On January 27, President Trump issued his first executive order, instituting a travel ban that prevented citizens from Iraq, Syria, Iran, Libya, Somalia, Sudan, and Yemen from entering the U.S. for ninety days. The original order was ultimately blocked by the courts, but on June 26, the Supreme Court agreed to put part of the new travel ban, excepting Iraq, in place. The full case will be heard in October. In the meantime, the ban will exclude those without a "bona fide relationship with any person or entity in the United States."
In the past few decades, the United States has become home to an increasing number of immigrants born around the world. Kansas City mirrors this national trend. The number of citizens in the Kansas City who are foreign-born has quadrupled from approximately 33 thousand in 1994 to nearly 135 thousand in 2015. Nationally, the number of foreign-born citizens in the U.S. has increased from nearly 20 million people in 1990 to almost 40 million in 2015.
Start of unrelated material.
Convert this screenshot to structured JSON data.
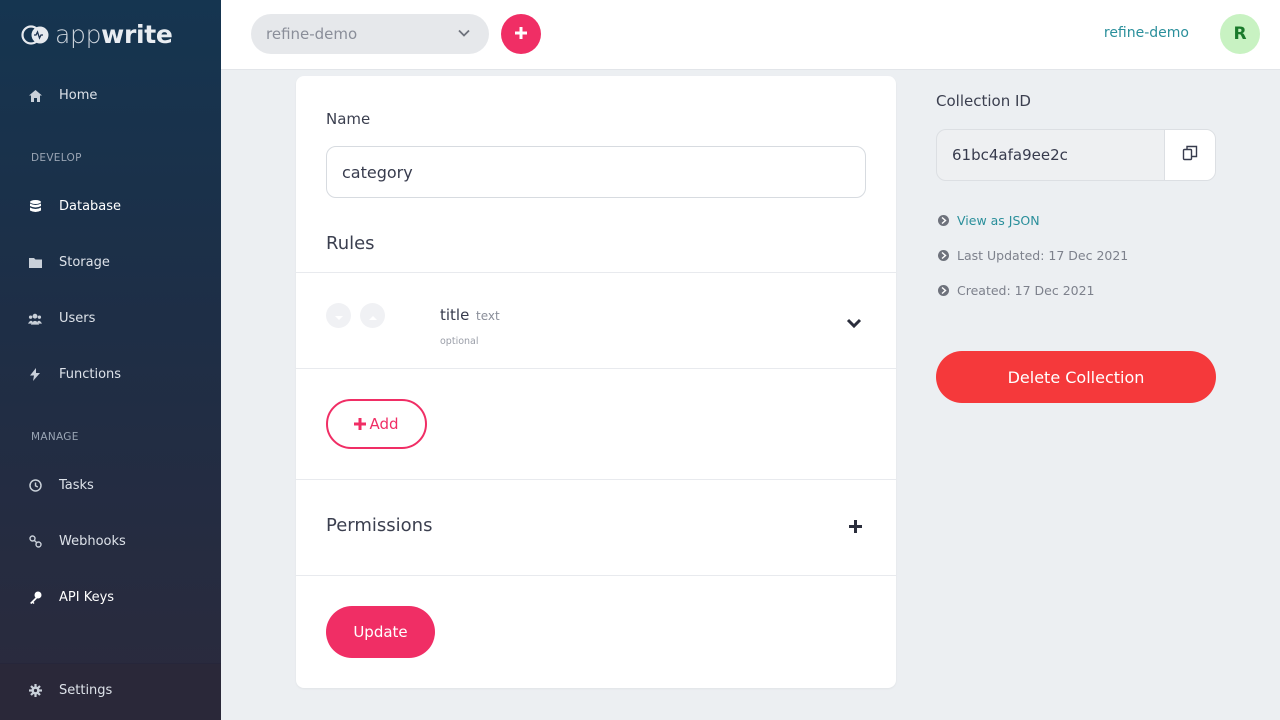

In 2015, Kansas had more than 800 immigrants from Iran and more than 15,000 immigrants from a number of African nations. Missouri at that time was home to more than 1,500 Iranian immigrants and 135,000 foreign-born citizens from Africa. Though these statistics do not specify particular African countries, surely immigrants from Libya, Somalia, Sudan, Syria, and Yemen are among those included in these numbers.
In fact, immigrants from nations now part of the travel ban play an increasingly important role in Kansas City’s two states. Emporia, Kansas, has experienced an influx of refugees from Somalia in recent years. Many of these refugees, for whom entry into this country would now be prohibited, have entered into the Kansas workforce. Across the state line, immigrants from Somalia and Sudan comprise a large portion of the workforce of the Tyson Foods plant in Noel, Missouri. On both sides of the state line, immigration from travel-ban-affected nations has been influential.
The travel ban will doubtless diminish immigration from the seven nations, each of which are predominantly Muslim. This will likely influence American sentiment and existing animosity regarding Muslims in the U.S. as a consequence. The travel ban will certainly affect immigration, but only time will tell how profoundly this policy will shape our nation and our city.
Migration Policy Institute
Springfield News Leader
Liz Orr is a senior at the University of Kansas, double-majoring in Global and International Studies and French with a minor in Economics.